Thank you, Mr. Chairman. I think what I heard yesterday was consistent with what I was thinking myself. We are in a pretty good spot, macroeconomically and policywise. We have moderate growth; low core inflation, which is not rising and could possibly be falling, suggesting an underlying balance of demand and potential supply that is in pretty good shape. Total inflation is high, but unless the futures markets are wrong again, total inflation should come down to core, and core is telling us that the balance is about right. I didn’t hear anything yesterday in the forecast or in the anecdotes—some were strong and some were weak—to contradict this picture or to suggest that we have any need to adjust policy. So I strongly support alternative B.
Markets now roughly agree with our outlook, at least in terms of their expectations for the federal funds rate and judging from our submissions on the forecast process. I don’t think we should be trying to change those expectations. I share everyone’s concerns around the table about the risks on inflation. Even if I don’t always share everyone’s goal for where we might be going in the next few years, I think the risks are clearly pointed to the upside given the tightness of domestic and foreign markets and the increase in headline inflation, which could feed through to inflation expectations.

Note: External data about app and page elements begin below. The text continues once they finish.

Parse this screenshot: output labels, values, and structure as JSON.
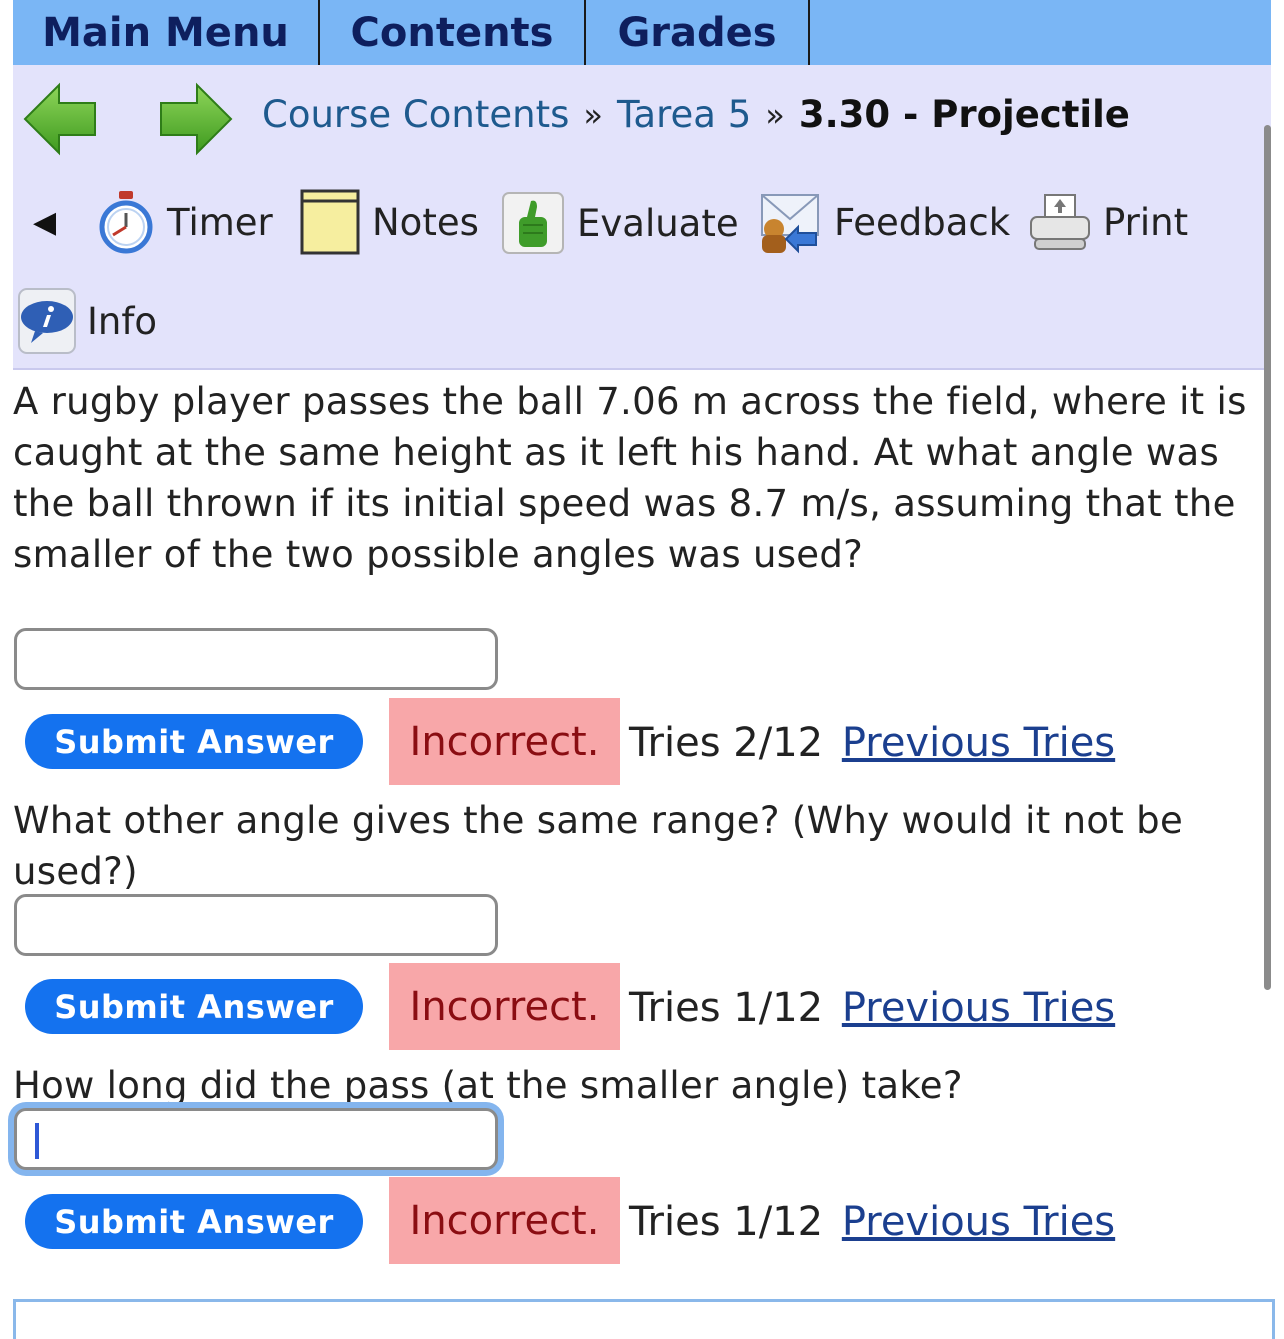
{
  "topnav": {
    "tabs": [
      "Main Menu",
      "Contents",
      "Grades"
    ]
  },
  "breadcrumb": {
    "course_contents": "Course Contents",
    "separator": "»",
    "tarea": "Tarea 5",
    "current": "3.30 - Projectile"
  },
  "toolbar": {
    "collapse": "◀",
    "timer": "Timer",
    "notes": "Notes",
    "evaluate": "Evaluate",
    "feedback": "Feedback",
    "print": "Print",
    "info": "Info"
  },
  "questions": [
    {
      "text": "A rugby player passes the ball 7.06 m across the field, where it is caught at the same height as it left his hand. At what angle was the ball thrown if its initial speed was 8.7 m/s, assuming that the smaller of the two possible angles was used?",
      "value": "",
      "submit": "Submit Answer",
      "status": "Incorrect.",
      "tries": "Tries 2/12",
      "previous": "Previous Tries"
    },
    {
      "text": "What other angle gives the same range? (Why would it not be used?)",
      "value": "",
      "submit": "Submit Answer",
      "status": "Incorrect.",
      "tries": "Tries 1/12",
      "previous": "Previous Tries"
    },
    {
      "text": "How long did the pass (at the smaller angle) take?",
      "value": "",
      "submit": "Submit Answer",
      "status": "Incorrect.",
      "tries": "Tries 1/12",
      "previous": "Previous Tries"
    }
  ],
  "colors": {
    "topbar": "#7ab6f5",
    "nav_panel": "#e3e3fb",
    "submit": "#1472ef",
    "incorrect_bg": "#f8a7a9",
    "incorrect_text": "#8a0d12",
    "link": "#1b3f8f"
  },
  "icons": [
    "back-arrow-icon",
    "forward-arrow-icon",
    "timer-icon",
    "notes-icon",
    "evaluate-icon",
    "feedback-icon",
    "print-icon",
    "info-icon"
  ]
}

I like the alternative B language as it was handed out by Vincent yesterday. It is consistent with yesterday’s discussion that focuses on the forecast of inflation in sections 3 and 4. It reflects our unease about whether recent improvements will be sustained. I think it should leave expectations approximately where they were, although I don’t have any confidence whatsoever in that judgment—I have been wrong too often for too many years on these things. I do think it has the virtue of reflecting our discussion yesterday. I have one suggestion for sentence 3 in section 3, which I think makes it a little closer to last time in terms of wording. In the second sentence—“however, a sustained moderation in inflation”—well, is that core or total? What is that about? I think we should go back to “inflation pressures”: “However, a sustained moderation in inflation pressures has yet to be convincingly demonstrated.” That is what we talked about last time—inflation pressures. Then, “moreover, the high level of resource utilization has the potential to sustain those pressures.” I don’t think we need the word “inflation” twice. So with that small amendment, I think alternative B language should do the trick. Thank you, Mr. Chairman.